__What needs to be done__.
Each line of the entries below that includes "badge" belongs in your answer.

* * *

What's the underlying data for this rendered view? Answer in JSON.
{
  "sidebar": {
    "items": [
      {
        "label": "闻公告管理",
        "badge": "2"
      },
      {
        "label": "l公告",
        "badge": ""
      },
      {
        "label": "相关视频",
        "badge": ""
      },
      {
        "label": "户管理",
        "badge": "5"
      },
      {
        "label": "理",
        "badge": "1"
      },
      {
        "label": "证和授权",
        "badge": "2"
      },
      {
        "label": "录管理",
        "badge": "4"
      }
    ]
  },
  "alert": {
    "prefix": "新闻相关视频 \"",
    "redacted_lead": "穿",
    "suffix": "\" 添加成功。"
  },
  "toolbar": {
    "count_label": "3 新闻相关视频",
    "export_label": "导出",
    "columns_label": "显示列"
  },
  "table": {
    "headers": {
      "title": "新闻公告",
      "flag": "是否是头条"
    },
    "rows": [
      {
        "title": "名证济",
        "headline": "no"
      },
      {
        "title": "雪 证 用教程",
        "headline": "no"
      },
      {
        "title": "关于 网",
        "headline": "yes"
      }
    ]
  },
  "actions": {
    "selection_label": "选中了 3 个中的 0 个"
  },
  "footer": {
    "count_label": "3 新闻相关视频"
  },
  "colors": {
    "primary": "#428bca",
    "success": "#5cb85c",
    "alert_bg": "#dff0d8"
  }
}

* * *

__Answer to this exercise__.
        "badge": "2"
        "badge": ""
        "badge": ""
        "badge": "5"
        "badge": "1"
        "badge": "2"
        "badge": "4"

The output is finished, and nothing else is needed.